shame is a real shame
4% sounds like a low percentage in the grand scheme of things. But what if the phrase ‘of the UK population living with HIV’ is added to the end of it? Now that creates a different story.
4% of people in the UK that have an HIV diagnosis are from an Asian background (National Aids Trust, 2019). That equates to about 4000 people. That’s about 30 double decker buses full of passengers.
But huge proportions of this group are not going for STI testing and the main driving force behind that decision?
THE SO-CALLED SHAME OF STI TESTING
35% of Pakistanis surveyed said that shame was preventing them from getting any STI testing (Hiyos, 2021). 20% were being excluded from their families as a result of their diagnosis (Avert,2019).
Imagine being shunned by your own family for being diagnosed with a type of disease that has been around for centuries. The response would not be the same with a diagnosis of malaria or lung cancer. For that sort of diagnosis, you would be considered a victim of a cruel take-over. But when it comes to STIs, you’re considered the perpetrator of your own fate.

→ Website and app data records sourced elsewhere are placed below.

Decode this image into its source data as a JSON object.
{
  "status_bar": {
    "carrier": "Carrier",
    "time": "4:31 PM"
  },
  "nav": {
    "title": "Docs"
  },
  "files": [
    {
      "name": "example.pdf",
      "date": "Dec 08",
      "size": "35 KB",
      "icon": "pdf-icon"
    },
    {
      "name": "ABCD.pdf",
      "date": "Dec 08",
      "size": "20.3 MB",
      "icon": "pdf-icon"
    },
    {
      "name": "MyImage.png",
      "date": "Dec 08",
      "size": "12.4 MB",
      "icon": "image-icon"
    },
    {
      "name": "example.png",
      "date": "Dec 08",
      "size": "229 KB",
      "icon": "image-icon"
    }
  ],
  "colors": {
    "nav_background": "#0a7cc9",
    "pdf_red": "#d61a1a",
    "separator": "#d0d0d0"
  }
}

WE NEED TO TALK ABOUT STI TESTING
In this case, the suggestion might be to speak to a health professional. To get some advice from the people that know best. But for 31% of South Asians living with HIV in the UK, fear of discrimination from a health professional is what’s keeping them at bay (Avert, 2019).
So what can we do? It’s simple really. We need to talk. Talk to each other. Talk to health professionals. Talk on socials. We need to educate to remove the stigma of STIs. The more we talk, the more success we have in addressing the problem.
Educating each other on what STIs are, how they are transferred and how they can be prevented is the key to creating an open discussion about the issue. Once that’s been achieved, then we can stick it to stigma and show those 4000 people that their health and wellbeing is more important than shame.
Avert. 2019. HIV and AIDS in the United Kingdom (UK)
Hiyos, 2021. The Desi Project. London: Hiyos.
Nat.org.uk. 2019. UK HIV Statistics | National AIDSTrust